- About BCI
December 9th, 2014
Businesses today use different accounting methods such as cash-basis or accrual accounting, but most of them rely on a system called double-entry bookkeeping to record their transactions. This practice, according to Cornell University’s School of Law, is defined as:
“A fundamental accounting concept where every transaction or event affects at least two different accounts. In modern day accounting and bookkeeping, the double-entry accounting system is expressed as (Assets = Liabilities + Equity).” This fundamental accounting equation is known as the basic accounting equation or the balance sheet equation.
When it comes to using double-entry bookkeeping, transactions are documented using debits and credits, which must always balance according to the basic accounting equation. In other words, if assets don’t equal liabilities plus equity, for instance, then there’s an error in your books. Let’s take a look at some examples, but first here are some reasons why businesses use double-entry bookkeeping.
Suppose you purchase a new computer for your office that costs $1,000, which you pay in-full using cash. When you add the transaction to your books, you must adjust two accounts: cash and real property (or office equipment). The logic behind double-entry bookkeeping says you’re spending an asset (i.e. cash) to purchase another asset (i.e. a computer), so you have to change both accounts for this transaction.
In the books, here’s how you would record the purchase of a new computer:
Of course, at the bottom of the entry you can include a short description that explains the details of the transaction. For instance, “Purchased new computer for reception desk.”
It’s important to note that this transaction only affects the left side of the basic accounting equation (assets). The debit increases the office equipment account for $1,000 while the credit decreases the cash account for $1,000, yielding no change to the basic accounting equation and, thus, your books stay balanced.
But what happens when you make a purchase on credit?
Let’s say you purchased $8,000 of ceramic bisque figurines for your pottery store, but instead of using cash you pay with credit.
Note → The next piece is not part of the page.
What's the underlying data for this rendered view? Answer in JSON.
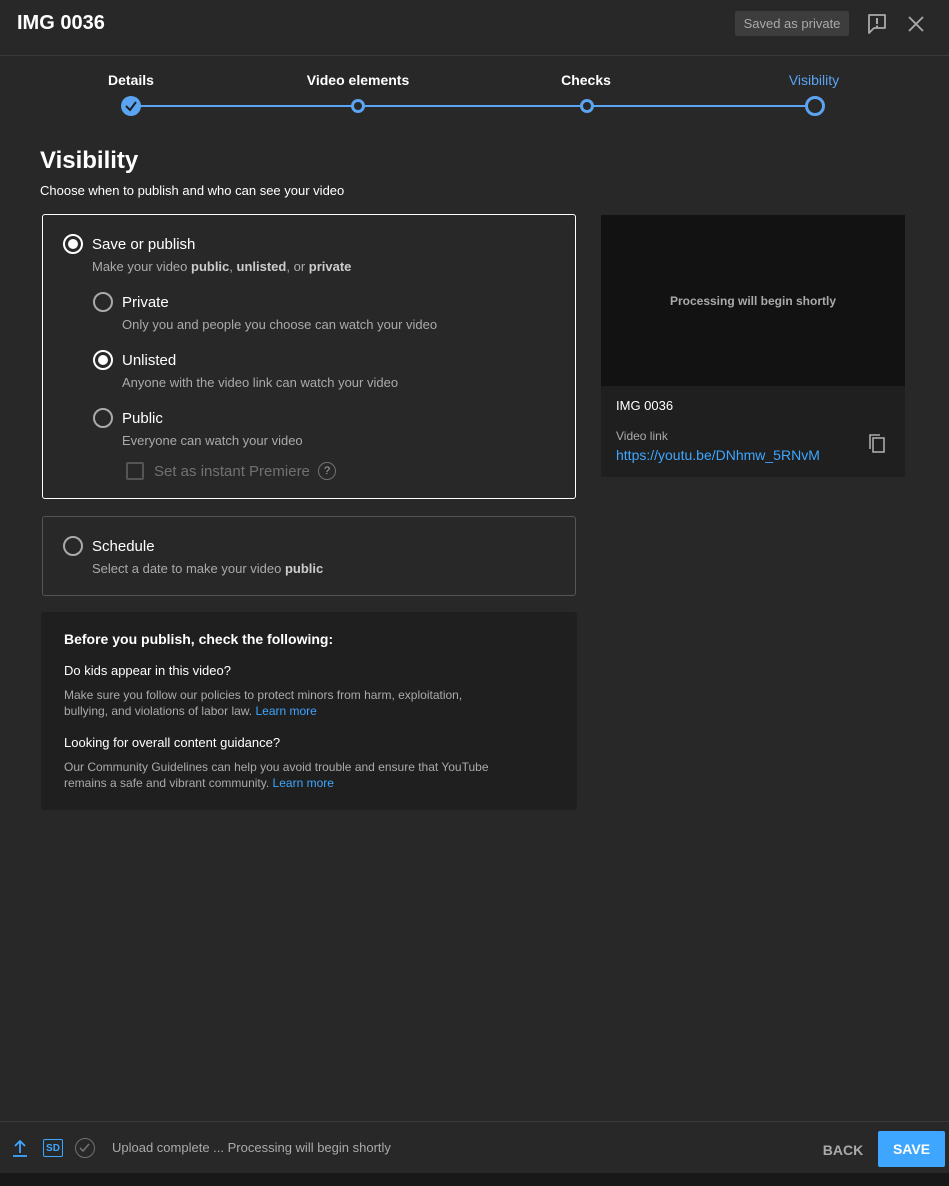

Using double-entry bookkeeping, this transaction affects both sides of the basic accounting equation. The new figurines are considered an increase to your inventory assets (left side), and because you purchased on credit (i.e. a liability that is paid in the future) you must also increase your accounts payable (right side).
To record the purchase of new inventory on credit, you need to make the following adjustments:
Notice your books stay in balance because both sides of the equation increase by $8,000 (no change is recorded to equity).
These simple examples only scratch the surface of double-entry bookkeeping, and transactions can get complicated when multiple accounts need adjustments. For more information on the double-entry system, you can enroll in our Financial Accounting Fundamentals (FAF) program.